What the task asks: Only the pictures are to be left out, and the rest of the entries should be reproduced exactly.

[Records — start]

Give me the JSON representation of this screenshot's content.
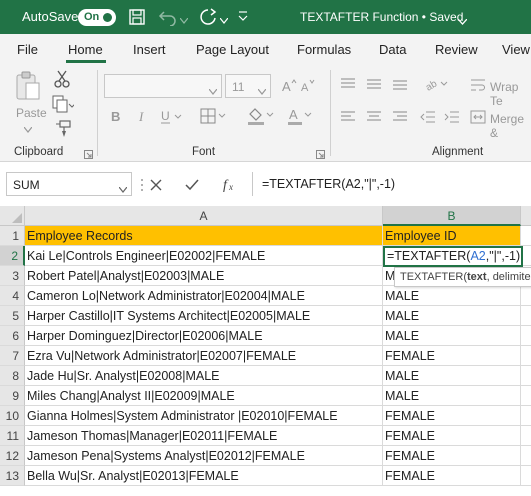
{
  "titlebar": {
    "autosave_label": "AutoSave",
    "autosave_state": "On",
    "doc_title": "TEXTAFTER Function • Saved"
  },
  "tabs": [
    "File",
    "Home",
    "Insert",
    "Page Layout",
    "Formulas",
    "Data",
    "Review",
    "View"
  ],
  "ribbon": {
    "clipboard_label": "Clipboard",
    "paste_label": "Paste",
    "font_label": "Font",
    "font_size": "11",
    "alignment_label": "Alignment",
    "wrap_text": "Wrap Te",
    "merge": "Merge &"
  },
  "formula_bar": {
    "name_box": "SUM",
    "formula": "=TEXTAFTER(A2,\"|\",-1)"
  },
  "grid": {
    "columns": [
      "A",
      "B"
    ],
    "rows": [
      {
        "num": "1",
        "a": "Employee Records",
        "b": "Employee ID"
      },
      {
        "num": "2",
        "a": "Kai Le|Controls Engineer|E02002|FEMALE",
        "b": ""
      },
      {
        "num": "3",
        "a": "Robert Patel|Analyst|E02003|MALE",
        "b": "M"
      },
      {
        "num": "4",
        "a": "Cameron Lo|Network Administrator|E02004|MALE",
        "b": "MALE"
      },
      {
        "num": "5",
        "a": "Harper Castillo|IT Systems Architect|E02005|MALE",
        "b": "MALE"
      },
      {
        "num": "6",
        "a": "Harper Dominguez|Director|E02006|MALE",
        "b": "MALE"
      },
      {
        "num": "7",
        "a": "Ezra Vu|Network Administrator|E02007|FEMALE",
        "b": "FEMALE"
      },
      {
        "num": "8",
        "a": "Jade Hu|Sr. Analyst|E02008|MALE",
        "b": "MALE"
      },
      {
        "num": "9",
        "a": "Miles Chang|Analyst II|E02009|MALE",
        "b": "MALE"
      },
      {
        "num": "10",
        "a": "Gianna Holmes|System Administrator |E02010|FEMALE",
        "b": "FEMALE"
      },
      {
        "num": "11",
        "a": "Jameson Thomas|Manager|E02011|FEMALE",
        "b": "FEMALE"
      },
      {
        "num": "12",
        "a": "Jameson Pena|Systems Analyst|E02012|FEMALE",
        "b": "FEMALE"
      },
      {
        "num": "13",
        "a": "Bella Wu|Sr. Analyst|E02013|FEMALE",
        "b": "FEMALE"
      }
    ],
    "editing_cell": {
      "prefix": "=TEXTAFTER(",
      "ref": "A2",
      "suffix": ",\"|\",-1)"
    },
    "tooltip": {
      "fn": "TEXTAFTER(",
      "arg1": "text",
      "rest": ", delimite"
    }
  },
  "colors": {
    "accent": "#217346",
    "header_fill": "#ffc000",
    "reference": "#2f6fd1"
  }
}
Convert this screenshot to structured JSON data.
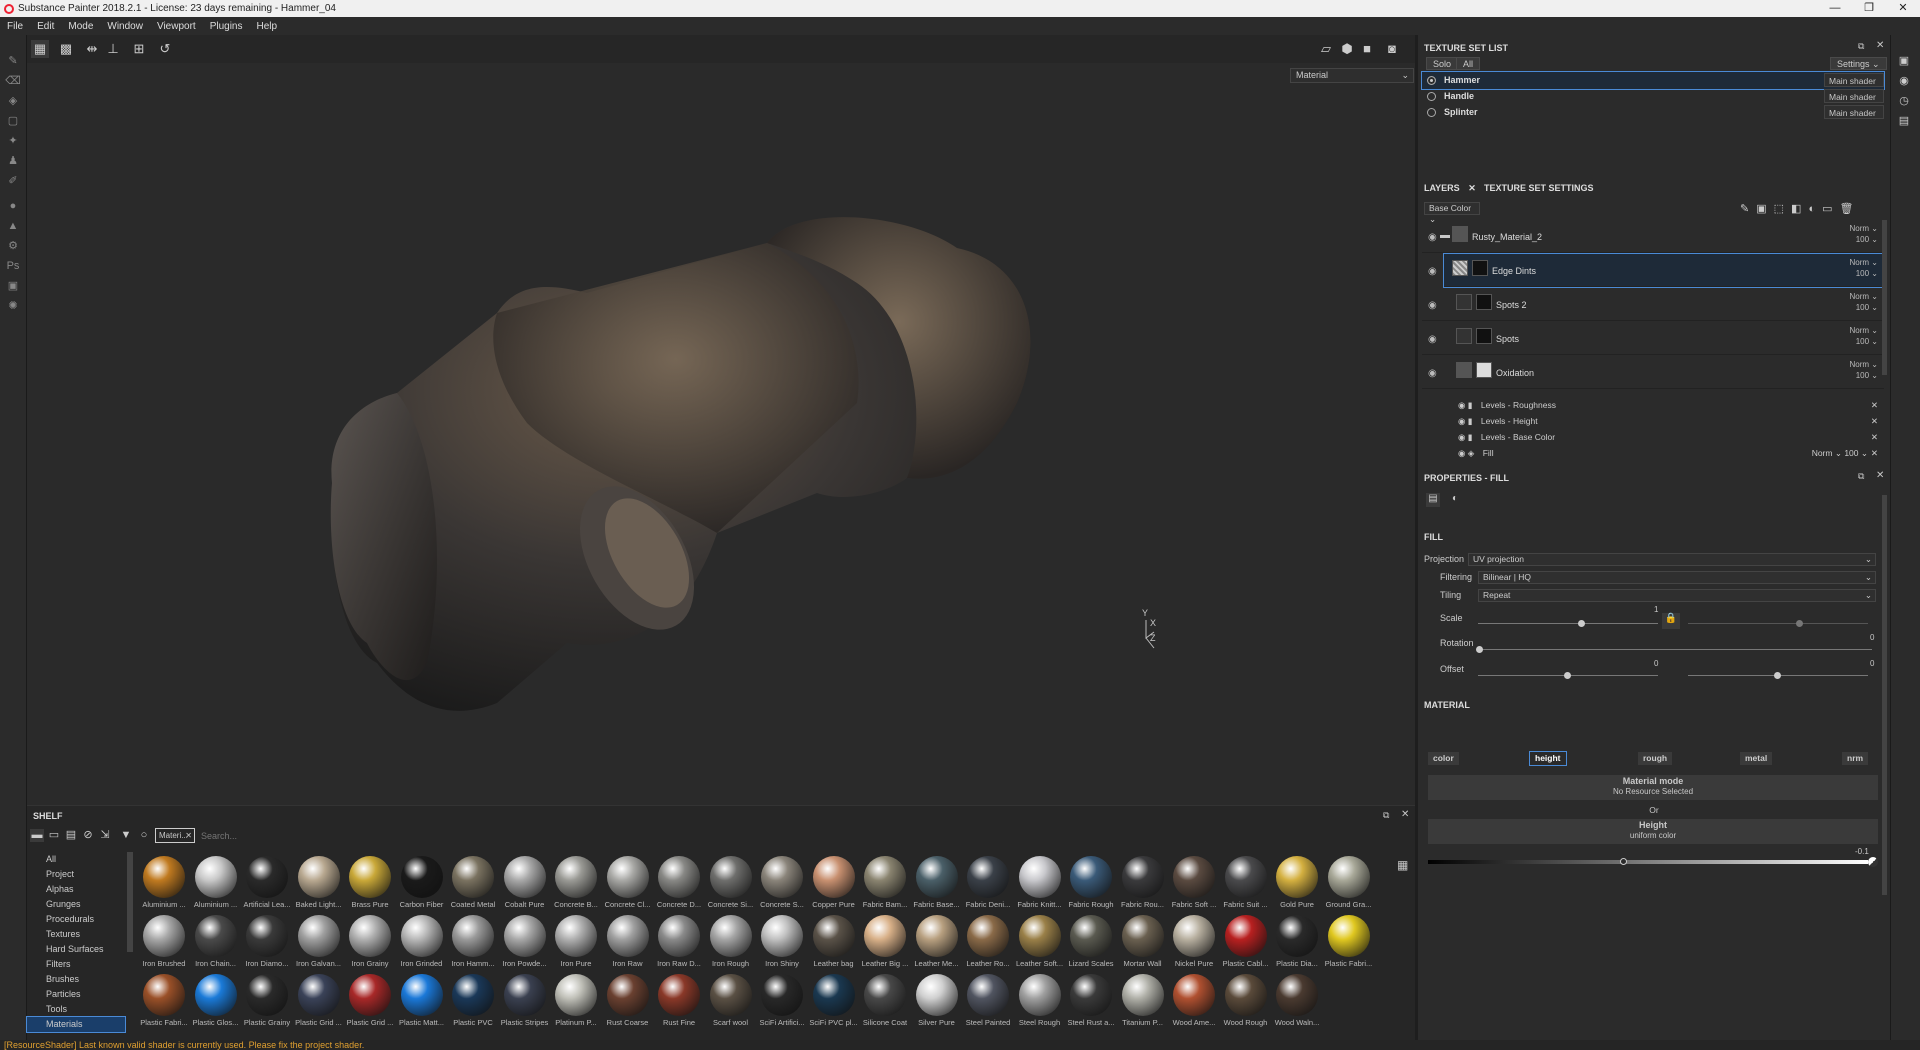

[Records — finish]

Task answer:
Give me the JSON representation of this screenshot's content.
{
  "titlebar": {
    "autosave_label": "AutoSave",
    "autosave_state": "On",
    "doc_title": "TEXTAFTER Function • Saved"
  },
  "tabs": [
    "File",
    "Home",
    "Insert",
    "Page Layout",
    "Formulas",
    "Data",
    "Review",
    "View"
  ],
  "ribbon": {
    "clipboard_label": "Clipboard",
    "paste_label": "Paste",
    "font_label": "Font",
    "font_size": "11",
    "alignment_label": "Alignment",
    "wrap_text": "Wrap Te",
    "merge": "Merge &"
  },
  "formula_bar": {
    "name_box": "SUM",
    "formula": "=TEXTAFTER(A2,\"|\",-1)"
  },
  "grid": {
    "columns": [
      "A",
      "B"
    ],
    "rows": [
      {
        "num": "1",
        "a": "Employee Records",
        "b": "Employee ID"
      },
      {
        "num": "2",
        "a": "Kai Le|Controls Engineer|E02002|FEMALE",
        "b": ""
      },
      {
        "num": "3",
        "a": "Robert Patel|Analyst|E02003|MALE",
        "b": "M"
      },
      {
        "num": "4",
        "a": "Cameron Lo|Network Administrator|E02004|MALE",
        "b": "MALE"
      },
      {
        "num": "5",
        "a": "Harper Castillo|IT Systems Architect|E02005|MALE",
        "b": "MALE"
      },
      {
        "num": "6",
        "a": "Harper Dominguez|Director|E02006|MALE",
        "b": "MALE"
      },
      {
        "num": "7",
        "a": "Ezra Vu|Network Administrator|E02007|FEMALE",
        "b": "FEMALE"
      },
      {
        "num": "8",
        "a": "Jade Hu|Sr. Analyst|E02008|MALE",
        "b": "MALE"
      },
      {
        "num": "9",
        "a": "Miles Chang|Analyst II|E02009|MALE",
        "b": "MALE"
      },
      {
        "num": "10",
        "a": "Gianna Holmes|System Administrator |E02010|FEMALE",
        "b": "FEMALE"
      },
      {
        "num": "11",
        "a": "Jameson Thomas|Manager|E02011|FEMALE",
        "b": "FEMALE"
      },
      {
        "num": "12",
        "a": "Jameson Pena|Systems Analyst|E02012|FEMALE",
        "b": "FEMALE"
      },
      {
        "num": "13",
        "a": "Bella Wu|Sr. Analyst|E02013|FEMALE",
        "b": "FEMALE"
      }
    ],
    "editing_cell": {
      "prefix": "=TEXTAFTER(",
      "ref": "A2",
      "suffix": ",\"|\",-1)"
    },
    "tooltip": {
      "fn": "TEXTAFTER(",
      "arg1": "text",
      "rest": ", delimite"
    }
  },
  "colors": {
    "accent": "#217346",
    "header_fill": "#ffc000",
    "reference": "#2f6fd1"
  }
}
Convert this screenshot to structured JSON data.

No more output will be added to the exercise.